──────── Input ────────

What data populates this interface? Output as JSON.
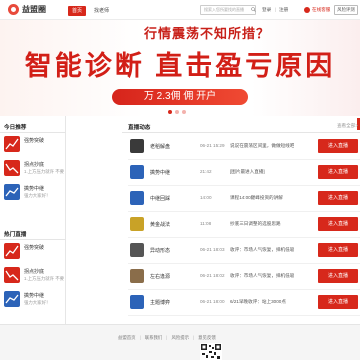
{
  "header": {
    "logo_text": "益盟圈",
    "nav": [
      {
        "label": "首页",
        "active": true
      },
      {
        "label": "找老师",
        "active": false
      }
    ],
    "search_placeholder": "搜索入您所要找的直播",
    "login": "登录",
    "register": "注册",
    "online_service": "在线客服",
    "risk_test": "风险评测"
  },
  "banner": {
    "line1": "行情震荡不知所措？",
    "line2": "智能诊断  直击盈亏原因",
    "pill": "万 2.3佣 佣 开户",
    "active_slide": 1,
    "slide_count": 3
  },
  "today": {
    "title": "今日推荐",
    "items": [
      {
        "name": "强势突破",
        "desc": "",
        "thumb": "red"
      },
      {
        "name": "拐点抄底",
        "desc": "1.上方压力就许 不要追...",
        "thumb": "red"
      },
      {
        "name": "擒势中继",
        "desc": "强力大家好！",
        "thumb": "blue"
      }
    ]
  },
  "hot": {
    "title": "热门直播",
    "items": [
      {
        "name": "强势突破",
        "desc": "",
        "thumb": "red"
      },
      {
        "name": "拐点抄底",
        "desc": "1.上方压力就许 不要追...",
        "thumb": "red"
      },
      {
        "name": "擒势中继",
        "desc": "强力大家好！",
        "thumb": "blue"
      }
    ]
  },
  "live": {
    "title": "直播动态",
    "view_all": "查看全部>",
    "button_label": "进入直播",
    "rows": [
      {
        "name": "老稻解盘",
        "time": "06-21 15:29",
        "desc": "说说在震荡区间里，做做短线吧"
      },
      {
        "name": "擒势中继",
        "time": "21:42",
        "desc": "[图片最进入直播]"
      },
      {
        "name": "中继回踩",
        "time": "14:00",
        "desc": "课程14:00巅峰投资的讲解"
      },
      {
        "name": "黄金战法",
        "time": "11:08",
        "desc": "抄底三日调整的选股思路"
      },
      {
        "name": "异动形态",
        "time": "06-21 18:03",
        "desc": "收评：市场人气恢复，择机低吸"
      },
      {
        "name": "左右逢源",
        "time": "06-21 18:02",
        "desc": "收评：市场人气恢复，择机低吸"
      },
      {
        "name": "主题博弈",
        "time": "06-21 18:00",
        "desc": "6/21早晚收评：站上3000点"
      }
    ]
  },
  "footer": {
    "links": [
      "益盟首页",
      "联系我们",
      "风险提示",
      "意见反馈"
    ]
  },
  "colors": {
    "brand": "#d7281b",
    "thumb_red": "#d7281b",
    "thumb_blue": "#2c63b8"
  }
}
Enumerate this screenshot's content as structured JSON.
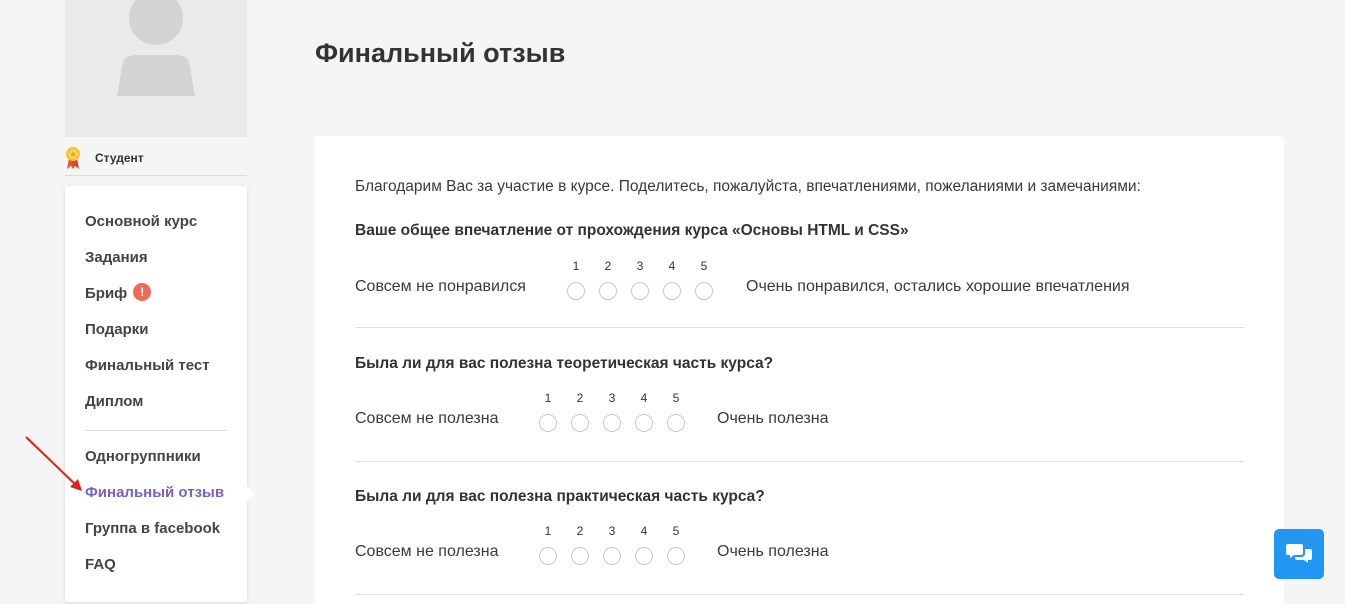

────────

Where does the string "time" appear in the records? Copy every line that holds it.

* Answer box:
        "time": "06-21 15:29",
        "time": "21:42",
        "time": "14:00",
        "time": "11:08",
        "time": "06-21 18:03",
        "time": "06-21 18:02",
        "time": "06-21 18:00",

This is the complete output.